Show all lines from the data that include the word "content".

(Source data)
▼

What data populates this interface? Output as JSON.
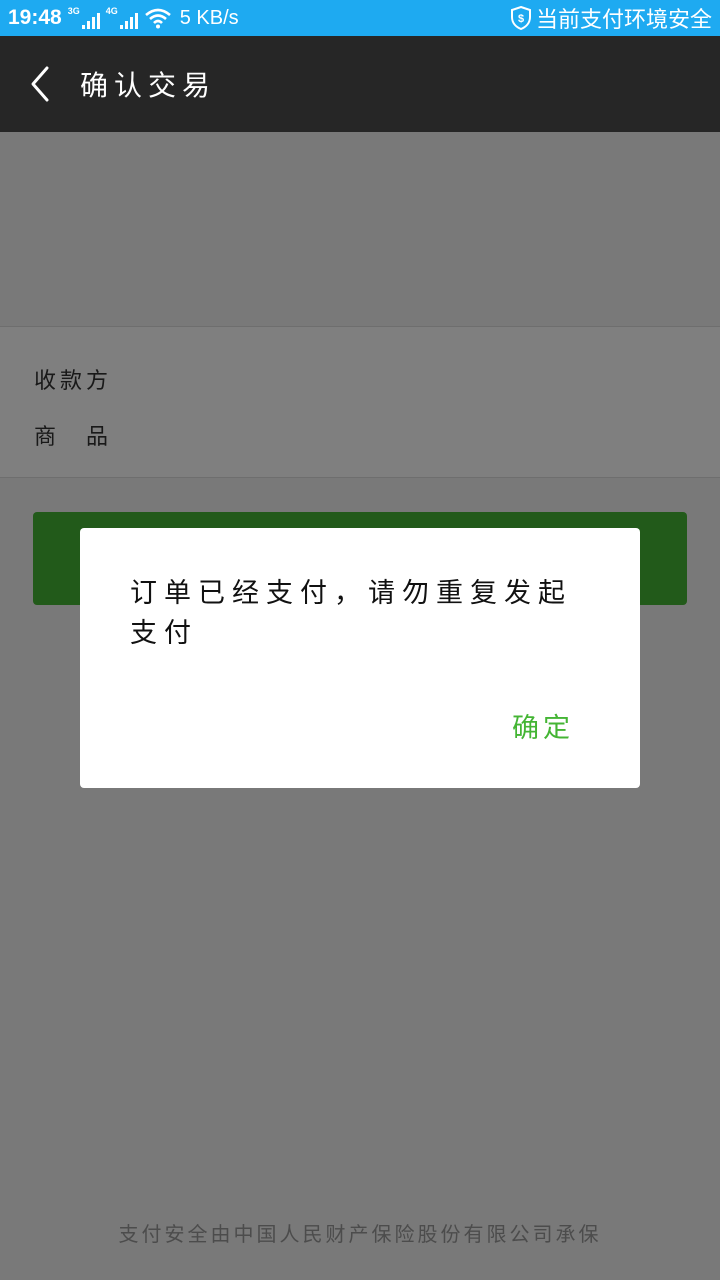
{
  "status_bar": {
    "time": "19:48",
    "network1": "3G",
    "network2": "4G",
    "speed": "5 KB/s",
    "security_text": "当前支付环境安全",
    "security_icon": "shield-icon"
  },
  "header": {
    "back_icon": "chevron-left-icon",
    "title": "确认交易"
  },
  "details": {
    "payee_label": "收款方",
    "product_label": "商　品"
  },
  "footer": {
    "note": "支付安全由中国人民财产保险股份有限公司承保"
  },
  "dialog": {
    "message": "订单已经支付，请勿重复发起支付",
    "ok_label": "确定"
  },
  "colors": {
    "status_bar": "#1eaaf1",
    "title_bar": "#262626",
    "accent_green": "#44b534"
  }
}
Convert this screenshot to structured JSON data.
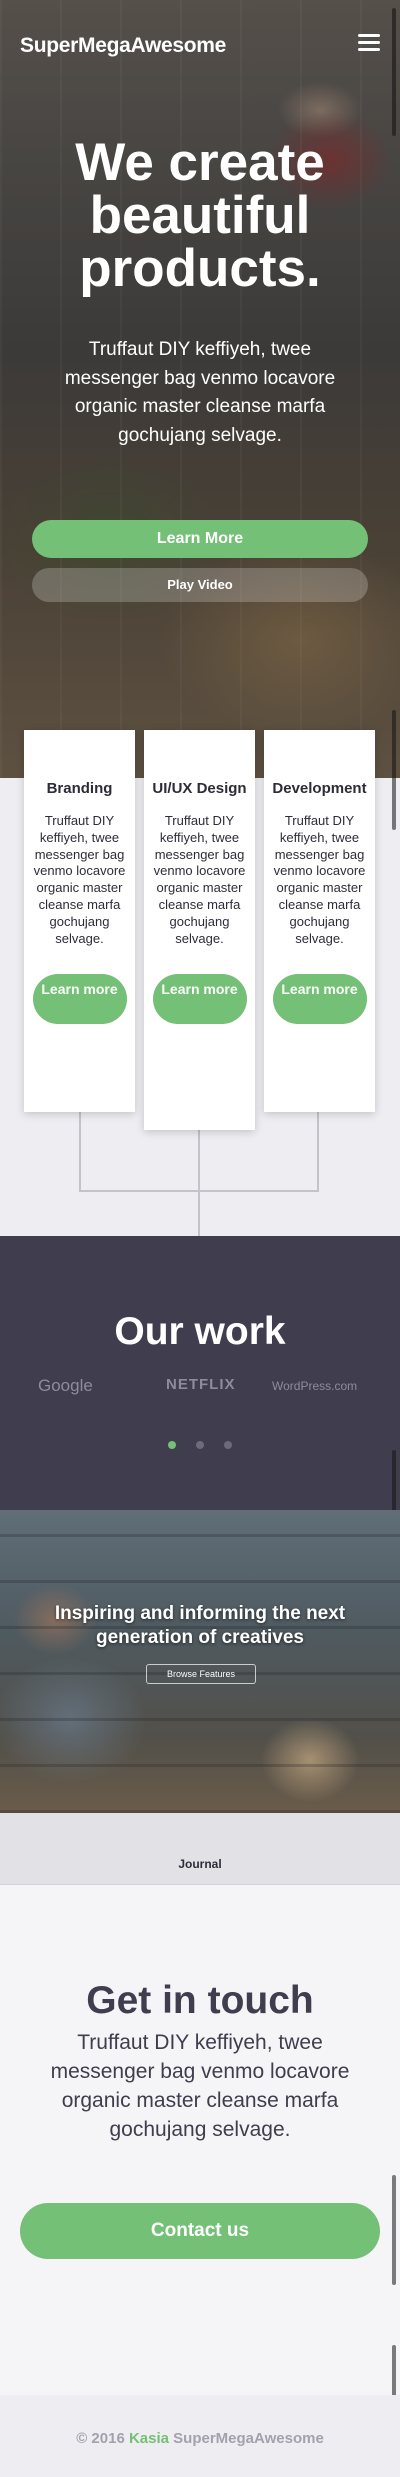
{
  "header": {
    "brand": "SuperMegaAwesome",
    "menu_icon": "hamburger-menu-icon"
  },
  "hero": {
    "title": "We create beautiful products.",
    "text": "Truffaut DIY keffiyeh, twee messenger bag venmo locavore organic master cleanse marfa gochujang selvage.",
    "primary_button": "Learn More",
    "secondary_button": "Play Video"
  },
  "services": [
    {
      "title": "Branding",
      "text": "Truffaut DIY keffiyeh, twee messenger bag venmo locavore organic master cleanse marfa gochujang selvage.",
      "button": "Learn more"
    },
    {
      "title": "UI/UX Design",
      "text": "Truffaut DIY keffiyeh, twee messenger bag venmo locavore organic master cleanse marfa gochujang selvage.",
      "button": "Learn more"
    },
    {
      "title": "Development",
      "text": "Truffaut DIY keffiyeh, twee messenger bag venmo locavore organic master cleanse marfa gochujang selvage.",
      "button": "Learn more"
    }
  ],
  "work": {
    "title": "Our work",
    "logos": [
      "Google",
      "NETFLIX",
      "WordPress.com"
    ],
    "carousel_dots": 3,
    "active_dot": 0
  },
  "inspire": {
    "text": "Inspiring and informing the next generation of creatives",
    "button": "Browse Features"
  },
  "journal": {
    "label": "Journal"
  },
  "contact": {
    "title": "Get in touch",
    "text": "Truffaut DIY keffiyeh, twee messenger bag venmo locavore organic master cleanse marfa gochujang selvage.",
    "button": "Contact us"
  },
  "footer": {
    "copyright": "© 2016",
    "author": "Kasia",
    "brand": "SuperMegaAwesome"
  },
  "colors": {
    "accent": "#74c076",
    "dark": "#403d4e",
    "muted": "#a3a1ad"
  }
}
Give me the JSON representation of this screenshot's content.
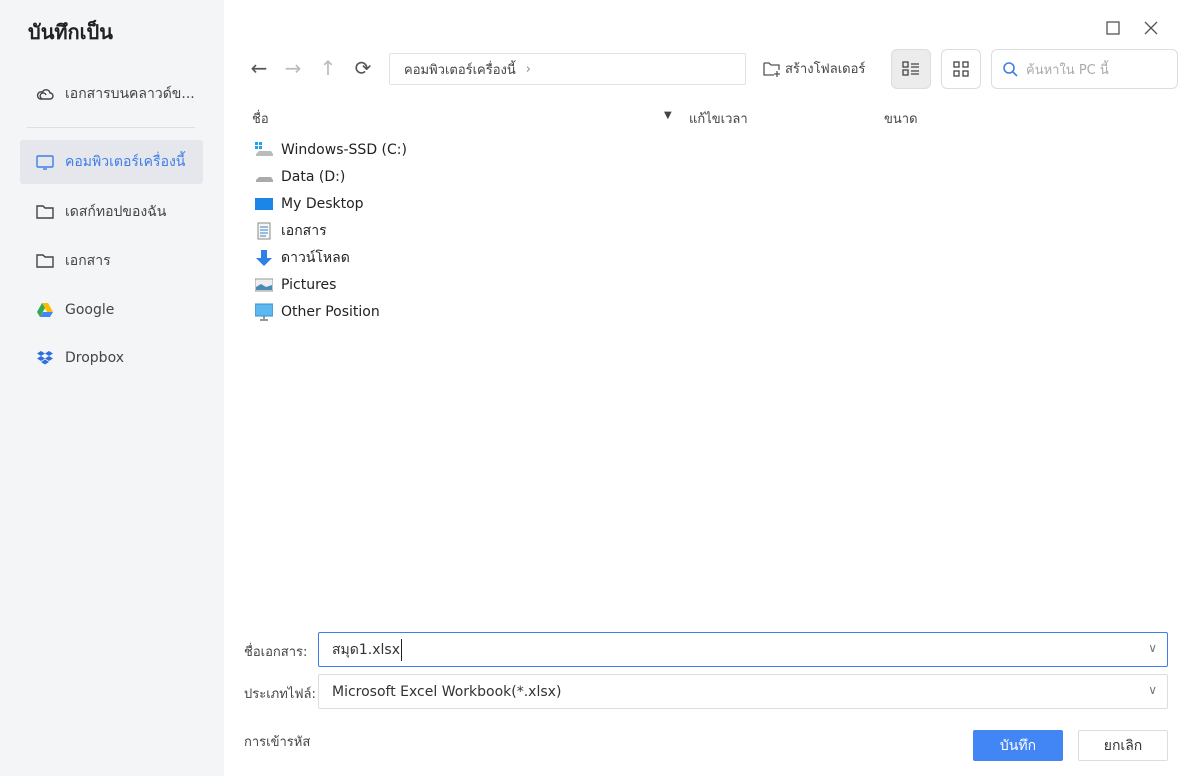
{
  "dialog": {
    "title": "บันทึกเป็น"
  },
  "sidebar": {
    "items": [
      {
        "label": "เอกสารบนคลาวด์ข...",
        "icon": "cloud-icon"
      },
      {
        "label": "คอมพิวเตอร์เครื่องนี้",
        "icon": "monitor-icon",
        "selected": true
      },
      {
        "label": "เดสก์ทอปของฉัน",
        "icon": "folder-icon"
      },
      {
        "label": "เอกสาร",
        "icon": "folder-icon"
      },
      {
        "label": "Google",
        "icon": "google-drive-icon"
      },
      {
        "label": "Dropbox",
        "icon": "dropbox-icon"
      }
    ]
  },
  "toolbar": {
    "breadcrumb": "คอมพิวเตอร์เครื่องนี้",
    "new_folder": "สร้างโฟลเดอร์",
    "search_placeholder": "ค้นหาใน PC นี้"
  },
  "columns": {
    "name": "ชื่อ",
    "modified": "แก้ไขเวลา",
    "size": "ขนาด"
  },
  "files": [
    {
      "name": "Windows-SSD (C:)",
      "icon": "windows-drive-icon"
    },
    {
      "name": "Data (D:)",
      "icon": "drive-icon"
    },
    {
      "name": "My Desktop",
      "icon": "desktop-icon"
    },
    {
      "name": "เอกสาร",
      "icon": "document-icon"
    },
    {
      "name": "ดาวน์โหลด",
      "icon": "download-icon"
    },
    {
      "name": "Pictures",
      "icon": "pictures-icon"
    },
    {
      "name": "Other Position",
      "icon": "computer-icon"
    }
  ],
  "form": {
    "filename_label": "ชื่อเอกสาร:",
    "filename_value": "สมุด1.xlsx",
    "filetype_label": "ประเภทไฟล์:",
    "filetype_value": "Microsoft Excel Workbook(*.xlsx)",
    "encoding_label": "การเข้ารหัส"
  },
  "buttons": {
    "save": "บันทึก",
    "cancel": "ยกเลิก"
  },
  "colors": {
    "accent": "#4285f4",
    "selected_text": "#3f7ee8"
  }
}
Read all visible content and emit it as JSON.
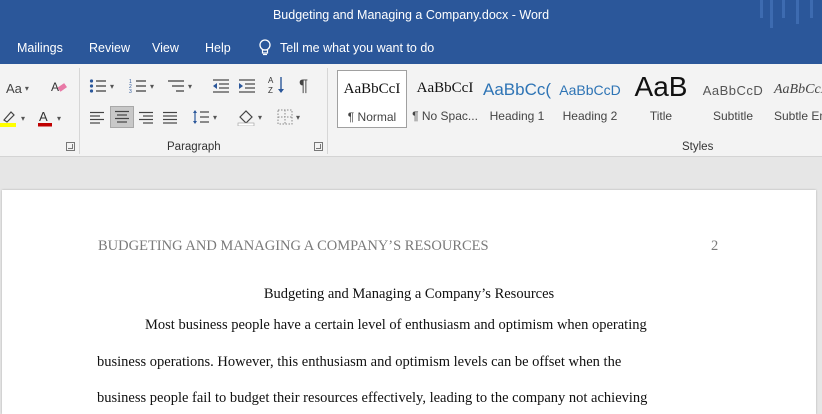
{
  "window": {
    "title": "Budgeting and Managing a Company.docx  -  Word"
  },
  "menu": {
    "items": [
      "Mailings",
      "Review",
      "View",
      "Help"
    ],
    "tell_me": "Tell me what you want to do"
  },
  "ribbon": {
    "font_group": {
      "font_size_label": "Aa",
      "colors": {
        "highlight": "#ffff00",
        "font_color": "#c00000"
      }
    },
    "paragraph_group": {
      "label": "Paragraph",
      "show_marks": "¶"
    },
    "styles_group": {
      "label": "Styles",
      "styles": [
        {
          "preview": "AaBbCcI",
          "name": "¶ Normal"
        },
        {
          "preview": "AaBbCcI",
          "name": "¶ No Spac..."
        },
        {
          "preview": "AaBbCc(",
          "name": "Heading 1"
        },
        {
          "preview": "AaBbCcD",
          "name": "Heading 2"
        },
        {
          "preview": "AaB",
          "name": "Title"
        },
        {
          "preview": "AaBbCcD",
          "name": "Subtitle"
        },
        {
          "preview": "AaBbCcD",
          "name": "Subtle Em"
        }
      ],
      "selected_style": "¶ Normal"
    }
  },
  "document": {
    "running_header": "BUDGETING AND MANAGING A COMPANY’S RESOURCES",
    "page_number": "2",
    "title": "Budgeting and Managing a Company’s Resources",
    "lines": [
      "Most business people have a certain level of enthusiasm and optimism when operating",
      "business operations. However, this enthusiasm and optimism levels can be offset when the",
      "business people fail to budget their resources effectively, leading to the company not achieving"
    ]
  },
  "colors": {
    "title_bar": "#2b579a",
    "ribbon": "#f3f3f3",
    "heading_blue": "#2e74b5"
  }
}
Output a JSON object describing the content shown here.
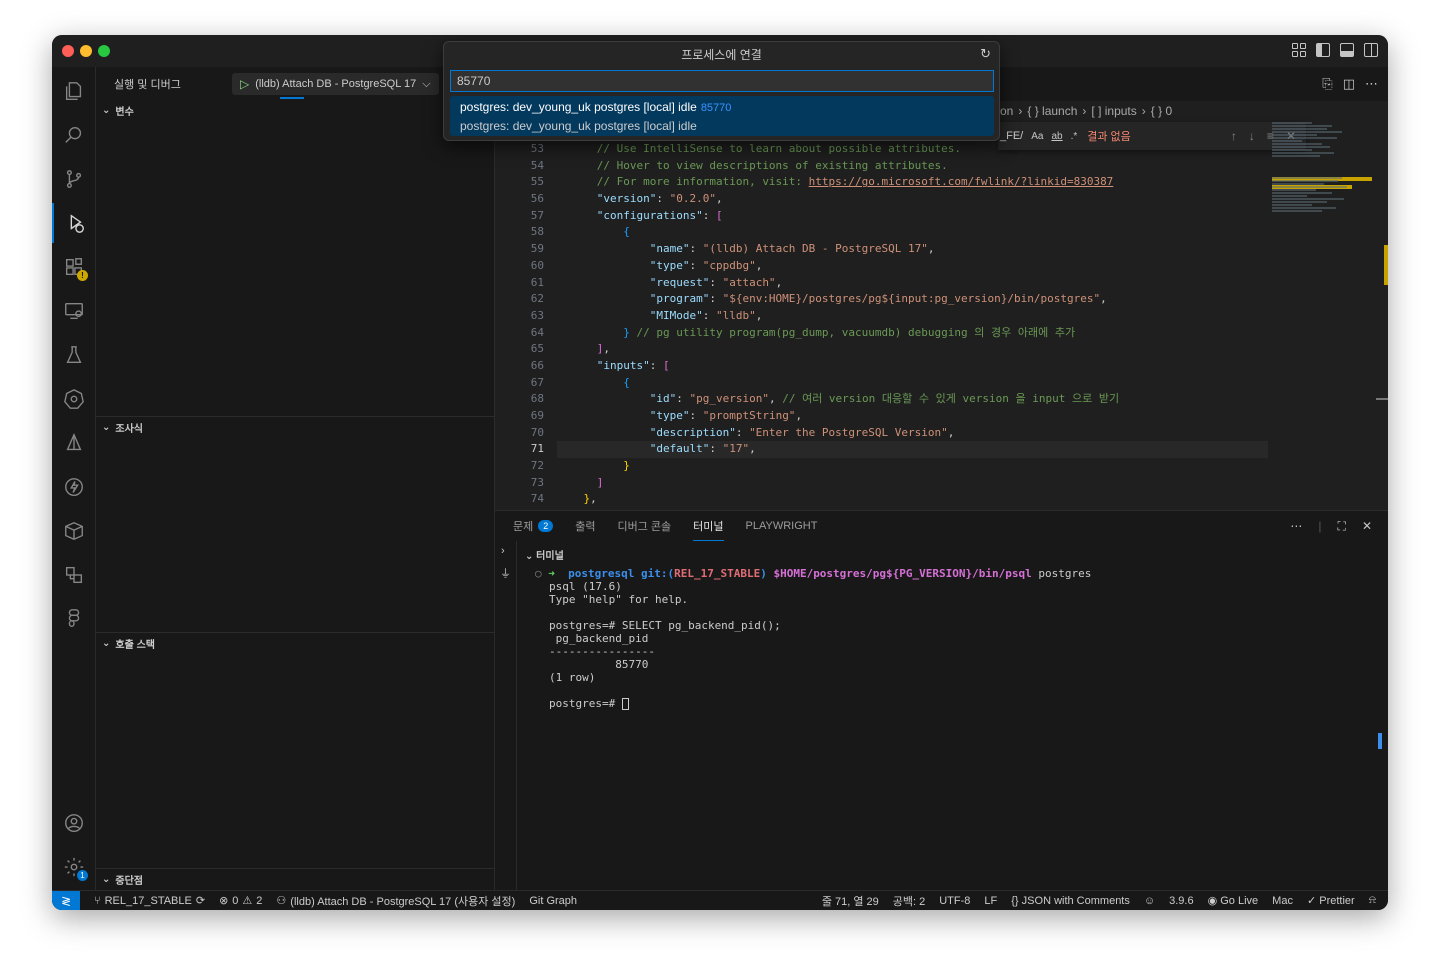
{
  "quickpick": {
    "title": "프로세스에 연결",
    "input_value": "85770",
    "item_label": "postgres: dev_young_uk postgres [local] idle",
    "item_pid": "85770",
    "item_detail": "postgres: dev_young_uk postgres [local] idle"
  },
  "sidebar": {
    "title": "실행 및 디버그",
    "run_config": "(lldb) Attach DB - PostgreSQL 17",
    "sections": {
      "variables": "변수",
      "watch": "조사식",
      "callstack": "호출 스택",
      "breakpoints": "중단점"
    }
  },
  "breadcrumb": {
    "items": [
      "on",
      "{ } launch",
      "[ ] inputs",
      "{ } 0"
    ]
  },
  "find": {
    "value": "_FE/",
    "opt_case": "Aa",
    "opt_word": "ab",
    "opt_regex": ".*",
    "no_results": "결과 없음"
  },
  "editor": {
    "line_numbers": [
      "53",
      "54",
      "55",
      "56",
      "57",
      "58",
      "59",
      "60",
      "61",
      "62",
      "63",
      "64",
      "65",
      "66",
      "67",
      "68",
      "69",
      "70",
      "71",
      "72",
      "73",
      "74"
    ],
    "current_line": "71",
    "lines": {
      "l53": "// Use IntelliSense to learn about possible attributes.",
      "l54": "// Hover to view descriptions of existing attributes.",
      "l55_pre": "// For more information, visit: ",
      "l55_link": "https://go.microsoft.com/fwlink/?linkid=830387",
      "version_key": "\"version\"",
      "version_val": "\"0.2.0\"",
      "configurations_key": "\"configurations\"",
      "name_key": "\"name\"",
      "name_val": "\"(lldb) Attach DB - PostgreSQL 17\"",
      "type_key": "\"type\"",
      "type_val": "\"cppdbg\"",
      "request_key": "\"request\"",
      "request_val": "\"attach\"",
      "program_key": "\"program\"",
      "program_val": "\"${env:HOME}/postgres/pg${input:pg_version}/bin/postgres\"",
      "mimode_key": "\"MIMode\"",
      "mimode_val": "\"lldb\"",
      "l64_comment": "// pg utility program(pg_dump, vacuumdb) debugging 의 경우 아래에 추가",
      "inputs_key": "\"inputs\"",
      "id_key": "\"id\"",
      "id_val": "\"pg_version\"",
      "l68_comment": "// 여러 version 대응할 수 있게 version 을 input 으로 받기",
      "itype_key": "\"type\"",
      "itype_val": "\"promptString\"",
      "desc_key": "\"description\"",
      "desc_val": "\"Enter the PostgreSQL Version\"",
      "default_key": "\"default\"",
      "default_val": "\"17\""
    }
  },
  "panel": {
    "tabs": {
      "problems": "문제",
      "problems_count": "2",
      "output": "출력",
      "debug_console": "디버그 콘솔",
      "terminal": "터미널",
      "playwright": "PLAYWRIGHT"
    },
    "terminal_header": "터미널",
    "terminal": {
      "prompt_repo": "postgresql",
      "prompt_git": "git:(",
      "prompt_branch": "REL_17_STABLE",
      "prompt_git_close": ")",
      "prompt_cmd": "$HOME/postgres/pg${PG_VERSION}/bin/psql",
      "prompt_arg": " postgres",
      "out1": "psql (17.6)",
      "out2": "Type \"help\" for help.",
      "out3": "postgres=# SELECT pg_backend_pid();",
      "out4": " pg_backend_pid",
      "out5": "----------------",
      "out6": "          85770",
      "out7": "(1 row)",
      "out8": "postgres=# "
    }
  },
  "statusbar": {
    "branch": "REL_17_STABLE",
    "errors": "0",
    "warnings": "2",
    "debug_config": "(lldb) Attach DB - PostgreSQL 17 (사용자 설정)",
    "git_graph": "Git Graph",
    "position": "줄 71, 열 29",
    "spaces": "공백: 2",
    "encoding": "UTF-8",
    "eol": "LF",
    "language": "JSON with Comments",
    "version": "3.9.6",
    "go_live": "Go Live",
    "mac": "Mac",
    "prettier": "Prettier"
  }
}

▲

→ **Response to this task**
Give me the JSON representation of this screenshot's content.
Read all visible content and emit it as JSON.
Output a JSON object describing the content shown here.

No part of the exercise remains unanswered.